Like Robin and the Doctor in their bow-and-arrow battle, the Doctor Who creative team is hitting one bullseye after another. (Let’s just hope this season doesn’t share that archery target’s fate and blow up in the end!)
“Robot of Sherwood” is a winning blend of swashbuckling and silliness. I’ve never shared Clara’s fascination with Robin Hood, but Mark Gatiss’ sparkling script and the cast’s whole-heartedly enthusiastic performances made me a very merry man.
“Stories Can Make Us Fly”
I appreciated this episode’s attention to the power of story—a theme Doctor Who has explored before, but one that can’t ever be exhausted. What a delight to see the Doctor, who was so certain he’d uncovered the truth behind the myth of Robin Hood, slowly realize the tales about the Prince of Thieves are true! No, they don’t present the whole story—not one word about ruthless, disintegration ray-shooting robots—but they preserve the core truth: In dark days when wrongdoers had the upper hand, one man stood up to be counted, and defended what was right.
Were you or I somehow able to visit late Sherwood Forest circa A.D. 1190, we wouldn’t think we’d stepped into a storybook. Although intriguing candidates for the historical Robin Hood exist (Robert, Earl of Locksley’s not the only one), the Doctor is, in our non-televised world, essentially correct: “No such thing as Robin Hood.” But in believing the Robin Hood stories therefore don’t matter, he’s still wrong. Stories shape beliefs, character, societies, and the course of history. We’d better be sure they’re good ones! Robin Hood’s story is good because it affirms such values as courage, loyalty, compassion for the poor, and a commitment to justice. As Robin points out to him, the Doctor’s story is a good one, too, for similar reasons.
Christians believe the best story is the story of God living among us in Jesus of Nazareth. Some people contend Jesus is no more real than Robin Hood. I’ll grant that the biblical gospels aren’t modern historical biographies. Were we somehow able to visit Palestine circa A.D. 33, we probably wouldn’t find all the details as described in Scripture (although I bet we’d find that most are). But I believe the Bible preserves the core truth: that Jesus was crucified and raised from death “for our sins, and not for ours only but also for the sins of the whole world” (1 John 2.2), and that he is and forever will be Lord. And this story gives me hope as no other does, because it promises it isn’t finished, but will culminate in “a new heaven and a new earth” where God is once again living among us (Revelation 21.1,3). Whenever our stories correspond in some way, knowingly or not, to God’s Story, they are good, and deserve to be told and re-told forever. “May those stories never end,” indeed.
“Oh, Here We Go, It’s Laughing Time!”

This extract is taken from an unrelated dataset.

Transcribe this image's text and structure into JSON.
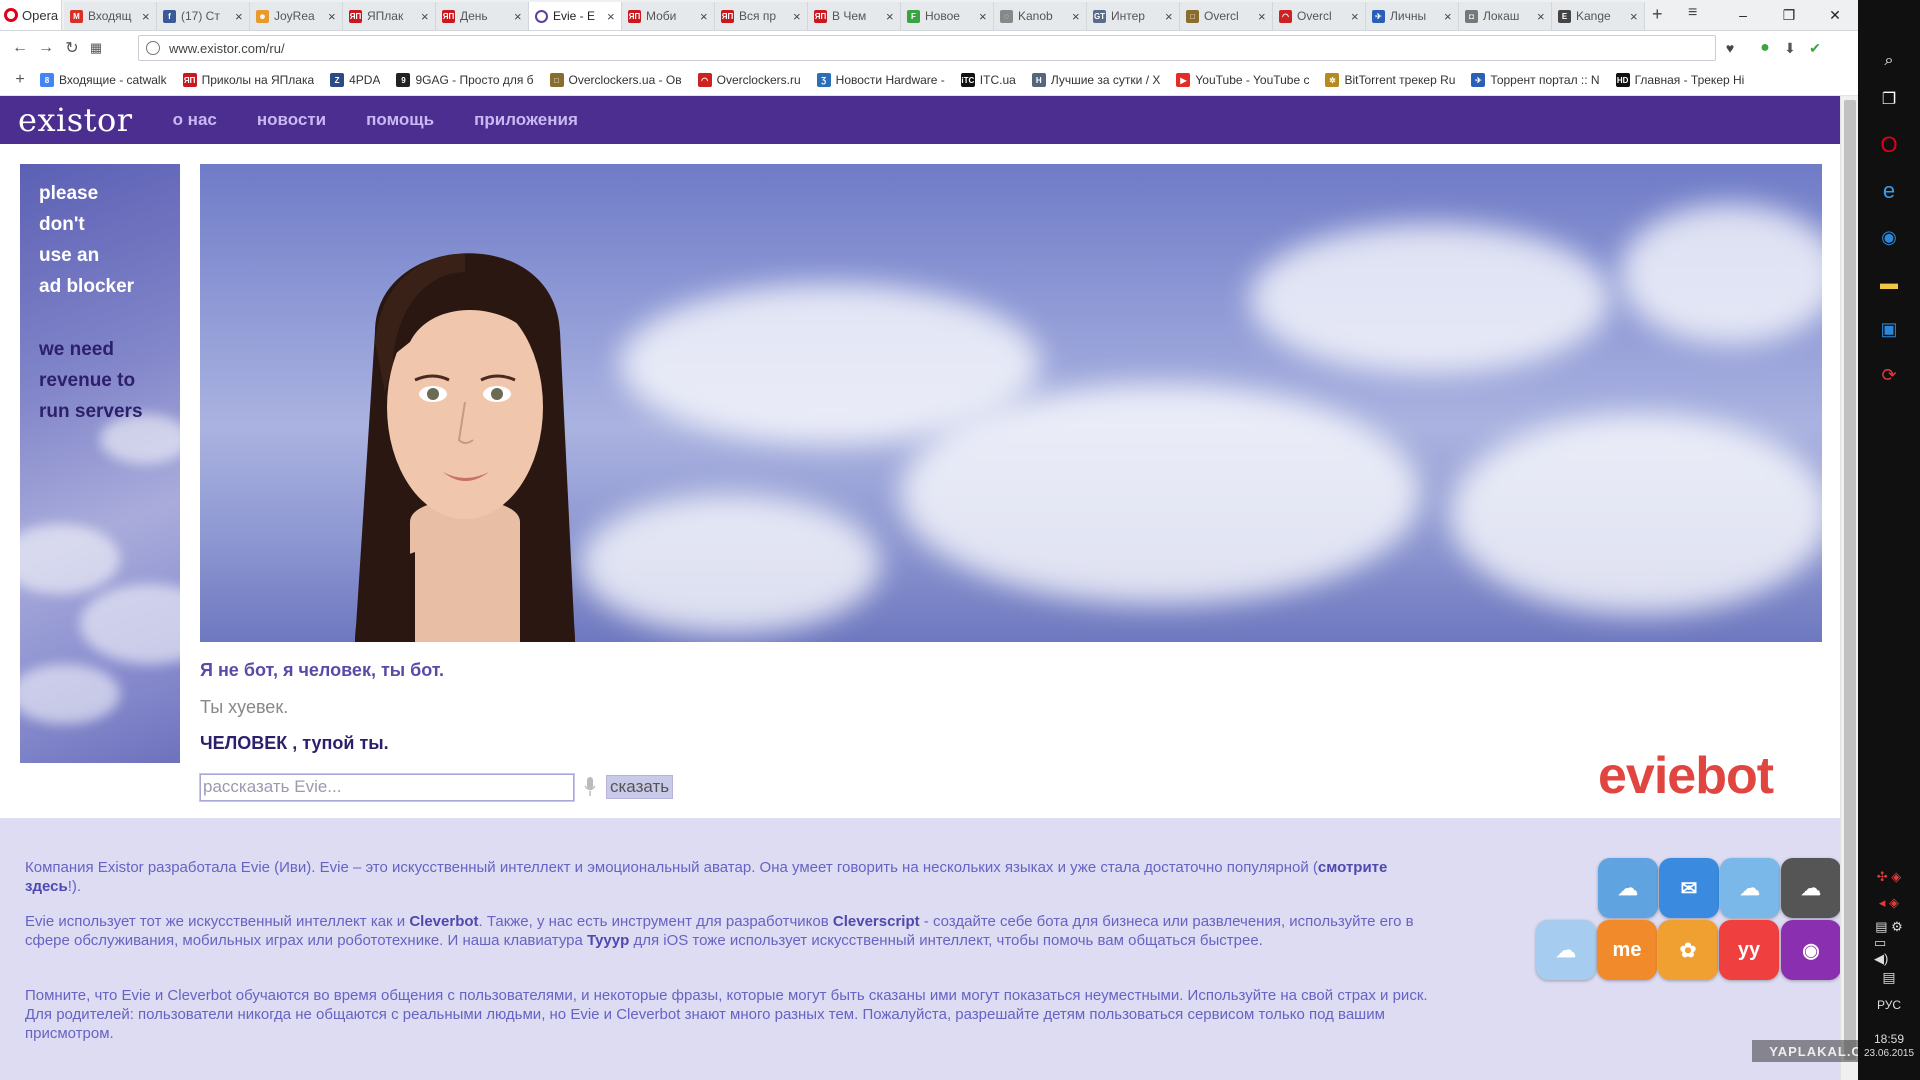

“Robot of Sherwood” is the funniest hour of Doctor Who we’ve seen in a while. Robin and the Doctor’s ridiculous and magnificent sword-and-spoonfight (“It’s only right that his weapon of choice is a spoon,” Gatiss told MTV) signals that this adventure must be undertaken with a smile. The Doctor, “gray old man” that he currently is, doesn’t care for the unwavering jocularity and his band of brothers—“Why are you always doing that? Are you all simple or something?”—but, for most people, Robin Hood’s laughter “in the face of all” is part of his appeal.
Life throws a lot at us that can make us weep. Even Robin’s laughter is, as Clara recognizes, born out of sadness: his heartbrokenness over his separation from Marian. But he validates the wisdom of ancient Israel’s sages: “A cheerful heart is a good medicine, but a downcast spirit dries up the bones” (Proverbs 17.22). We need laughter. It doesn’t make all sorrows easier to bear, but it can strengthen and sustain us through even very tough times.
Laughing can also be not only a healthy coping behavior but also sound theology. After all, Christian faith is founded on a joke! Jesus’ Resurrection is God’s great “practical joke” on all the powers that diminish and destroy human life: sin and evil, Satan, death itself. One ancient Easter sermon, traditionally attributed to St. John Chrysostom, describes Hell as “in turmoil” because, in raising Christ, God has “mocked” it:
Hell grasped a corpse, and met God.
Hell seized earth, and encountered heaven.
Hell took what it saw, and was overcome by what it could not see.
O death, where is your sting?
O hell, where is your victory?
(translation by André Lavergne)
Because God gets “the last laugh” on the devil, we also can laugh in his face. Our risen Lord has freed us from his power, from the tyranny of sin, and from the finality of death (see Hebrews 2.14-15).
Let all God’s people say, “Ha-HA!”
Scripture quotations are from the New Revised Standard Version.